Normalization is from the devil

time to read 4 min | 723 words

The title of this post is a translation of an Arabic saying that my father quoted me throughout my childhood.

I have been teaching my NHibernate course these past few days, and I had come to realize that my approach for designing RDBMS based applications has gone a drastic change recently. I think that the difference in my view was brought home when I started getting angry about this model:


I mean, it is pretty much a classic, isn’t it? But what really annoyed me was that all I had to do was look at this and know just how badly this is going to end up as when someone is going to try to show an order with its details. We are going to have, at least initially, 3 + N(order lines) queries.
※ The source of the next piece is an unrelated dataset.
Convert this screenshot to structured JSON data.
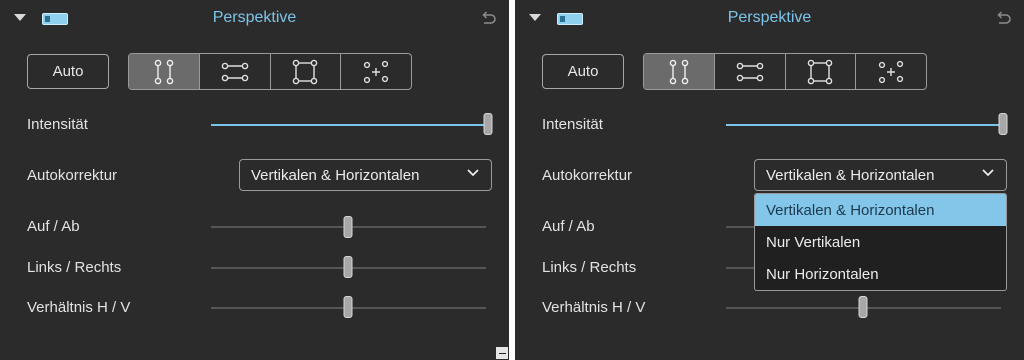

And even though this is a classic model, loading it efficiently is actually not that trivial. I actually used this model to show several different ways of eager loading. And remember, this model is actually a highly simplified representation of what you’ll need in real projects.

I then came up with a model that I felt was much more palatable to me:


And looking at it, I had an interesting thought. My problem with the model started because I got annoyed by how many tables were involved in dealing with “Show Order”, but the end result also reminded me of something, Root Aggregates in DDDs. Now, since my newfound sensitivity about this has been based on my experiences with RavenDB, I found it amusing that I explicitly modeled documents in RavenDB after Root Aggregates in DDD, then went the other way (reducing queries –> Root Aggregates) with modeling in RDBMS).

The interesting part is that once you start thinking like this, you end up with a lot of additional reasons why you actually want that. (If the product price changed, it doesn’t affect the order, for example).

If you think about it, normalization in RDBMS had such a major role because storage was expensive. It made sense to try to optimize this with normalization. In essence, normalization is compressing the data, by taking the repeated patterns and substituting them with a marker. There is also another issue, when normalization came out, the applications being being were far different than the type of applications we build today. In terms of number of users, time that you had to process a single request, concurrent requests, amount of data that you had to deal with, etc.

Under those circumstances, it actually made sense to trade off read speed for storage. In today’s world? I don’t think that it hold as much.

The other major benefit of normalization, which took extra emphasis when the reduction in storage became less important as HD sizes grew, is that when you state a fact only once, you can modify it only once.

Except… there is a large set of scenarios where you don’t want to do that. Take invoices as a good example. In the case of the order model above, if you changed the product name from “Thingamajig” to “Foomiester”, that is going to be mighty confusing for me when I look at that order and have no idea what that thing was. What about the name of the customer? Think about the scenarios in which someone changes their name (marriage is most common one, probably). If a woman orders a book under her maiden name, then changes her name after she married, what is supposed to show on the order when it is displayed? If it is the new name, that person didn’t exist at the time of the order.

Obviously, there are counter examples, which I am sure the comments will be quick to point out.

But it does bear thinking about, and my default instinct to apply 3rd normal form has been muted once I realized this. I now have a whole set of additional questions that i ask about every piece of information that I deal with.